[Supplied material Boundary: Start]

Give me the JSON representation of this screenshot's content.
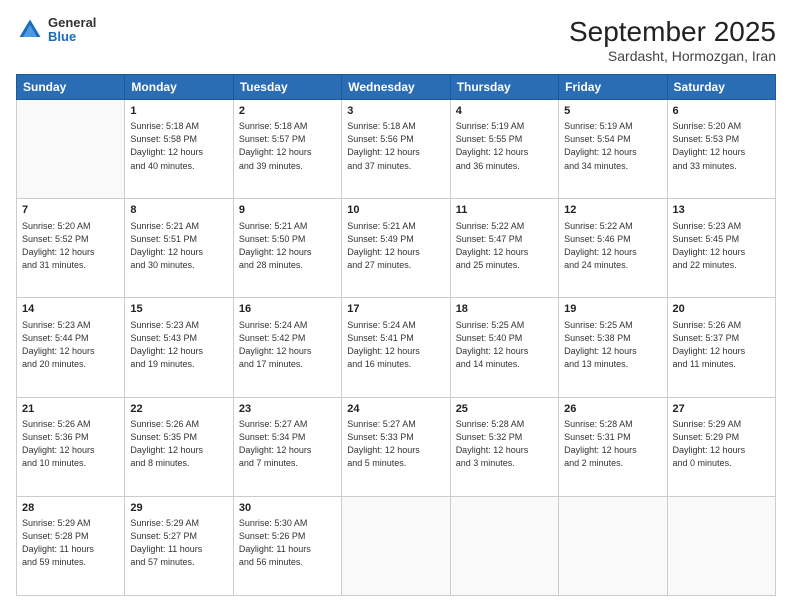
{
  "header": {
    "logo": {
      "general": "General",
      "blue": "Blue"
    },
    "title": "September 2025",
    "subtitle": "Sardasht, Hormozgan, Iran"
  },
  "weekdays": [
    "Sunday",
    "Monday",
    "Tuesday",
    "Wednesday",
    "Thursday",
    "Friday",
    "Saturday"
  ],
  "weeks": [
    [
      {
        "day": null,
        "info": null
      },
      {
        "day": "1",
        "info": "Sunrise: 5:18 AM\nSunset: 5:58 PM\nDaylight: 12 hours\nand 40 minutes."
      },
      {
        "day": "2",
        "info": "Sunrise: 5:18 AM\nSunset: 5:57 PM\nDaylight: 12 hours\nand 39 minutes."
      },
      {
        "day": "3",
        "info": "Sunrise: 5:18 AM\nSunset: 5:56 PM\nDaylight: 12 hours\nand 37 minutes."
      },
      {
        "day": "4",
        "info": "Sunrise: 5:19 AM\nSunset: 5:55 PM\nDaylight: 12 hours\nand 36 minutes."
      },
      {
        "day": "5",
        "info": "Sunrise: 5:19 AM\nSunset: 5:54 PM\nDaylight: 12 hours\nand 34 minutes."
      },
      {
        "day": "6",
        "info": "Sunrise: 5:20 AM\nSunset: 5:53 PM\nDaylight: 12 hours\nand 33 minutes."
      }
    ],
    [
      {
        "day": "7",
        "info": "Sunrise: 5:20 AM\nSunset: 5:52 PM\nDaylight: 12 hours\nand 31 minutes."
      },
      {
        "day": "8",
        "info": "Sunrise: 5:21 AM\nSunset: 5:51 PM\nDaylight: 12 hours\nand 30 minutes."
      },
      {
        "day": "9",
        "info": "Sunrise: 5:21 AM\nSunset: 5:50 PM\nDaylight: 12 hours\nand 28 minutes."
      },
      {
        "day": "10",
        "info": "Sunrise: 5:21 AM\nSunset: 5:49 PM\nDaylight: 12 hours\nand 27 minutes."
      },
      {
        "day": "11",
        "info": "Sunrise: 5:22 AM\nSunset: 5:47 PM\nDaylight: 12 hours\nand 25 minutes."
      },
      {
        "day": "12",
        "info": "Sunrise: 5:22 AM\nSunset: 5:46 PM\nDaylight: 12 hours\nand 24 minutes."
      },
      {
        "day": "13",
        "info": "Sunrise: 5:23 AM\nSunset: 5:45 PM\nDaylight: 12 hours\nand 22 minutes."
      }
    ],
    [
      {
        "day": "14",
        "info": "Sunrise: 5:23 AM\nSunset: 5:44 PM\nDaylight: 12 hours\nand 20 minutes."
      },
      {
        "day": "15",
        "info": "Sunrise: 5:23 AM\nSunset: 5:43 PM\nDaylight: 12 hours\nand 19 minutes."
      },
      {
        "day": "16",
        "info": "Sunrise: 5:24 AM\nSunset: 5:42 PM\nDaylight: 12 hours\nand 17 minutes."
      },
      {
        "day": "17",
        "info": "Sunrise: 5:24 AM\nSunset: 5:41 PM\nDaylight: 12 hours\nand 16 minutes."
      },
      {
        "day": "18",
        "info": "Sunrise: 5:25 AM\nSunset: 5:40 PM\nDaylight: 12 hours\nand 14 minutes."
      },
      {
        "day": "19",
        "info": "Sunrise: 5:25 AM\nSunset: 5:38 PM\nDaylight: 12 hours\nand 13 minutes."
      },
      {
        "day": "20",
        "info": "Sunrise: 5:26 AM\nSunset: 5:37 PM\nDaylight: 12 hours\nand 11 minutes."
      }
    ],
    [
      {
        "day": "21",
        "info": "Sunrise: 5:26 AM\nSunset: 5:36 PM\nDaylight: 12 hours\nand 10 minutes."
      },
      {
        "day": "22",
        "info": "Sunrise: 5:26 AM\nSunset: 5:35 PM\nDaylight: 12 hours\nand 8 minutes."
      },
      {
        "day": "23",
        "info": "Sunrise: 5:27 AM\nSunset: 5:34 PM\nDaylight: 12 hours\nand 7 minutes."
      },
      {
        "day": "24",
        "info": "Sunrise: 5:27 AM\nSunset: 5:33 PM\nDaylight: 12 hours\nand 5 minutes."
      },
      {
        "day": "25",
        "info": "Sunrise: 5:28 AM\nSunset: 5:32 PM\nDaylight: 12 hours\nand 3 minutes."
      },
      {
        "day": "26",
        "info": "Sunrise: 5:28 AM\nSunset: 5:31 PM\nDaylight: 12 hours\nand 2 minutes."
      },
      {
        "day": "27",
        "info": "Sunrise: 5:29 AM\nSunset: 5:29 PM\nDaylight: 12 hours\nand 0 minutes."
      }
    ],
    [
      {
        "day": "28",
        "info": "Sunrise: 5:29 AM\nSunset: 5:28 PM\nDaylight: 11 hours\nand 59 minutes."
      },
      {
        "day": "29",
        "info": "Sunrise: 5:29 AM\nSunset: 5:27 PM\nDaylight: 11 hours\nand 57 minutes."
      },
      {
        "day": "30",
        "info": "Sunrise: 5:30 AM\nSunset: 5:26 PM\nDaylight: 11 hours\nand 56 minutes."
      },
      {
        "day": null,
        "info": null
      },
      {
        "day": null,
        "info": null
      },
      {
        "day": null,
        "info": null
      },
      {
        "day": null,
        "info": null
      }
    ]
  ]
}
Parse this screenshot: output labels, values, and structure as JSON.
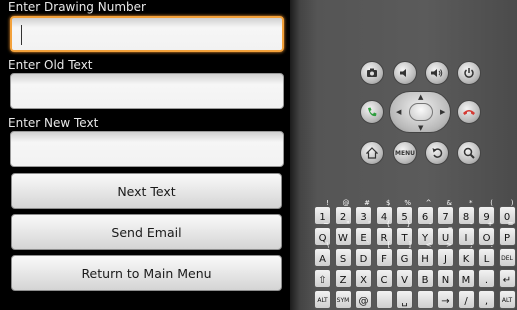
{
  "form": {
    "drawing_label": "Enter Drawing Number",
    "drawing_value": "",
    "old_label": "Enter Old Text",
    "old_value": "",
    "new_label": "Enter New Text",
    "new_value": ""
  },
  "buttons": {
    "next": "Next Text",
    "email": "Send Email",
    "main_menu": "Return to Main Menu"
  },
  "emulator": {
    "menu_label": "MENU",
    "keyboard": {
      "row1": [
        [
          "1",
          "!"
        ],
        [
          "2",
          "@"
        ],
        [
          "3",
          "#"
        ],
        [
          "4",
          "$"
        ],
        [
          "5",
          "%"
        ],
        [
          "6",
          "^"
        ],
        [
          "7",
          "&"
        ],
        [
          "8",
          "*"
        ],
        [
          "9",
          "("
        ],
        [
          "0",
          ")"
        ]
      ],
      "row2": [
        [
          "Q",
          "~"
        ],
        [
          "W",
          "\""
        ],
        [
          "E",
          "'"
        ],
        [
          "R",
          "{"
        ],
        [
          "T",
          "}"
        ],
        [
          "Y",
          "-"
        ],
        [
          "U",
          "_"
        ],
        [
          "I",
          "-"
        ],
        [
          "O",
          "+"
        ],
        [
          "P",
          "="
        ]
      ],
      "row3": [
        [
          "A",
          "\\"
        ],
        [
          "S",
          ""
        ],
        [
          "D",
          "`"
        ],
        [
          "F",
          "["
        ],
        [
          "G",
          "]"
        ],
        [
          "H",
          "<"
        ],
        [
          "J",
          ">"
        ],
        [
          "K",
          ";"
        ],
        [
          "L",
          ":"
        ],
        [
          "DEL",
          ""
        ]
      ],
      "row4": [
        [
          "⇧",
          ""
        ],
        [
          "Z",
          ""
        ],
        [
          "X",
          ""
        ],
        [
          "C",
          ""
        ],
        [
          "V",
          ""
        ],
        [
          "B",
          ""
        ],
        [
          "N",
          ""
        ],
        [
          "M",
          ""
        ],
        [
          ".",
          ""
        ],
        [
          "↵",
          ""
        ]
      ],
      "row5": [
        [
          "ALT",
          ""
        ],
        [
          "SYM",
          ""
        ],
        [
          "@",
          ""
        ],
        [
          "",
          ""
        ],
        [
          "␣",
          ""
        ],
        [
          "",
          ""
        ],
        [
          "→",
          ""
        ],
        [
          "/",
          ""
        ],
        [
          ",",
          ""
        ],
        [
          "ALT",
          ""
        ]
      ]
    }
  },
  "colors": {
    "focus_accent": "#f3a13a",
    "call_green": "#2e9e3e",
    "end_red": "#d43a34"
  }
}
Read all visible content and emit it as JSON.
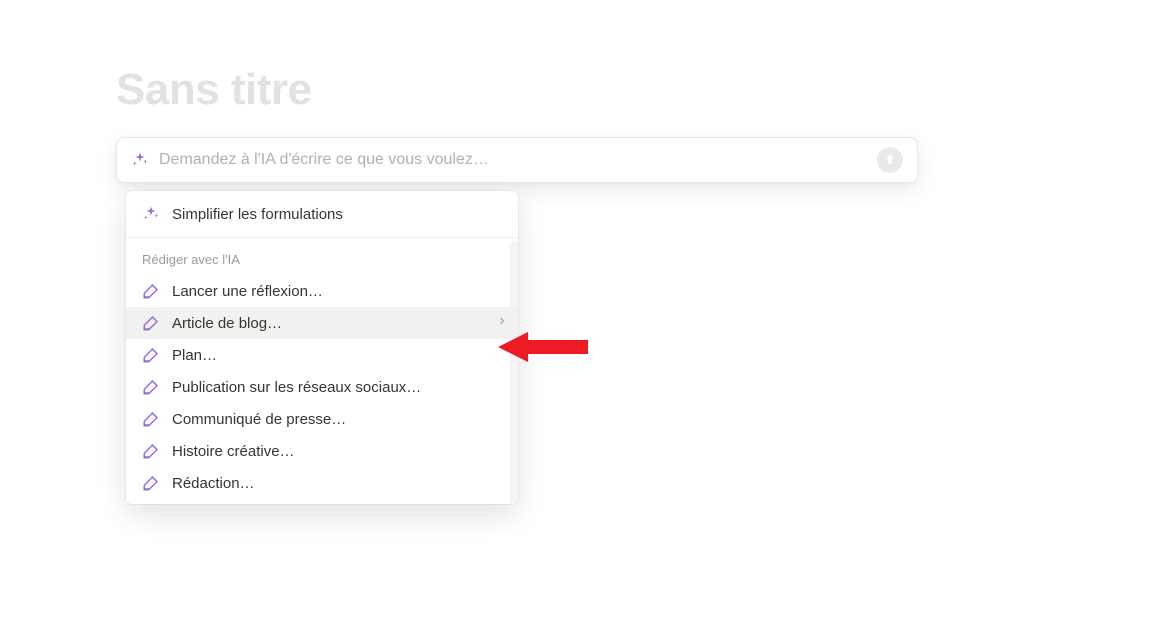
{
  "page": {
    "title": "Sans titre"
  },
  "ai_bar": {
    "placeholder": "Demandez à l'IA d'écrire ce que vous voulez…"
  },
  "dropdown": {
    "top_action": "Simplifier les formulations",
    "section_header": "Rédiger avec l'IA",
    "items": [
      {
        "label": "Lancer une réflexion…",
        "hovered": false
      },
      {
        "label": "Article de blog…",
        "hovered": true
      },
      {
        "label": "Plan…",
        "hovered": false
      },
      {
        "label": "Publication sur les réseaux sociaux…",
        "hovered": false
      },
      {
        "label": "Communiqué de presse…",
        "hovered": false
      },
      {
        "label": "Histoire créative…",
        "hovered": false
      },
      {
        "label": "Rédaction…",
        "hovered": false
      }
    ]
  },
  "colors": {
    "accent": "#9a6dd7",
    "arrow": "#ed1c24"
  }
}
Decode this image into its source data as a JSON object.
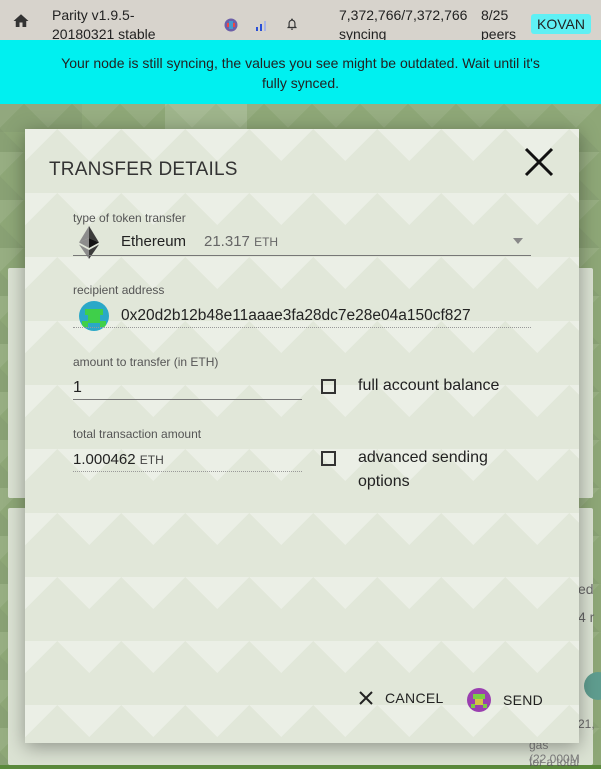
{
  "statusbar": {
    "version_line1": "Parity v1.9.5-",
    "version_line2": "20180321 stable",
    "sync_line1": "7,372,766/7,372,766",
    "sync_line2": "syncing",
    "peers_line1": "8/25",
    "peers_line2": "peers",
    "chain": "KOVAN"
  },
  "sync_warning": "Your node is still syncing, the values you see might be outdated. Wait until it's fully synced.",
  "background": {
    "text_right1": "ed",
    "text_right2": "4 r",
    "text_right3": "21,",
    "text_bottom1": "gas (22,000M",
    "text_bottom2": "for a total"
  },
  "modal": {
    "title": "TRANSFER DETAILS",
    "token": {
      "label": "type of token transfer",
      "name": "Ethereum",
      "balance": "21.317",
      "unit": "ETH"
    },
    "recipient": {
      "label": "recipient address",
      "address": "0x20d2b12b48e11aaae3fa28dc7e28e04a150cf827"
    },
    "amount": {
      "label": "amount to transfer (in ETH)",
      "value": "1"
    },
    "full_balance_label": "full account balance",
    "total": {
      "label": "total transaction amount",
      "value": "1.000462",
      "unit": "ETH"
    },
    "advanced_line1": "advanced sending",
    "advanced_line2": "options",
    "cancel_label": "CANCEL",
    "send_label": "SEND"
  },
  "colors": {
    "sync_banner": "#00f0f0",
    "chain_badge": "#5ff0f4",
    "background_green": "#688a4a"
  }
}
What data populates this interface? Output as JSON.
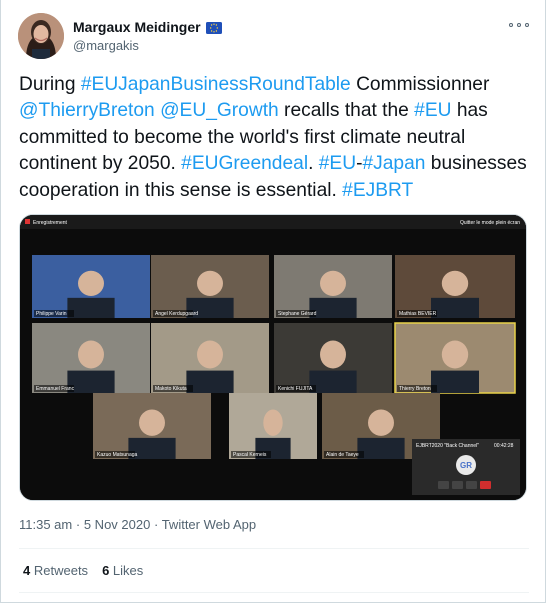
{
  "author": {
    "display_name": "Margaux Meidinger",
    "handle": "@margakis",
    "flag_icon": "eu-flag-icon"
  },
  "tweet": {
    "segments": [
      {
        "text": "During ",
        "link": false
      },
      {
        "text": "#EUJapanBusinessRoundTable",
        "link": true
      },
      {
        "text": " Commissionner ",
        "link": false
      },
      {
        "text": "@ThierryBreton",
        "link": true
      },
      {
        "text": " ",
        "link": false
      },
      {
        "text": "@EU_Growth",
        "link": true
      },
      {
        "text": " recalls that the ",
        "link": false
      },
      {
        "text": "#EU",
        "link": true
      },
      {
        "text": " has committed to become the world's first climate neutral continent by 2050. ",
        "link": false
      },
      {
        "text": "#EUGreendeal",
        "link": true
      },
      {
        "text": ". ",
        "link": false
      },
      {
        "text": "#EU",
        "link": true
      },
      {
        "text": "-",
        "link": false
      },
      {
        "text": "#Japan",
        "link": true
      },
      {
        "text": " businesses cooperation in this sense is essential. ",
        "link": false
      },
      {
        "text": "#EJBRT",
        "link": true
      }
    ]
  },
  "media": {
    "recording_label": "Enregistrement",
    "fullscreen_label": "Quitter le mode plein écran",
    "participants": [
      "Philippe Varin",
      "Angel Kerdupgaard",
      "Stephane Gérard",
      "Mathias BEVIER",
      "Emmanuel Franc",
      "Makoto Kikuta",
      "Kenichi FUJITA",
      "Thierry Breton",
      "Kazuo Matsunaga",
      "Pascal Kerneis",
      "Alain de Taeye"
    ],
    "call_title": "EJBRT2020 \"Back Channel\"",
    "call_time": "00:42:28",
    "call_initials": "GR"
  },
  "meta": {
    "time": "11:35 am",
    "separator": "·",
    "date": "5 Nov 2020",
    "source": "Twitter Web App"
  },
  "stats": {
    "retweets_count": "4",
    "retweets_label": "Retweets",
    "likes_count": "6",
    "likes_label": "Likes"
  },
  "colors": {
    "link": "#1d9bf0",
    "text": "#0f1419",
    "secondary": "#536471"
  }
}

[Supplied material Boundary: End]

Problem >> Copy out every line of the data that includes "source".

Response below >>
Decode this image into its source data as a JSON object.
    "source": "Twitter Web App"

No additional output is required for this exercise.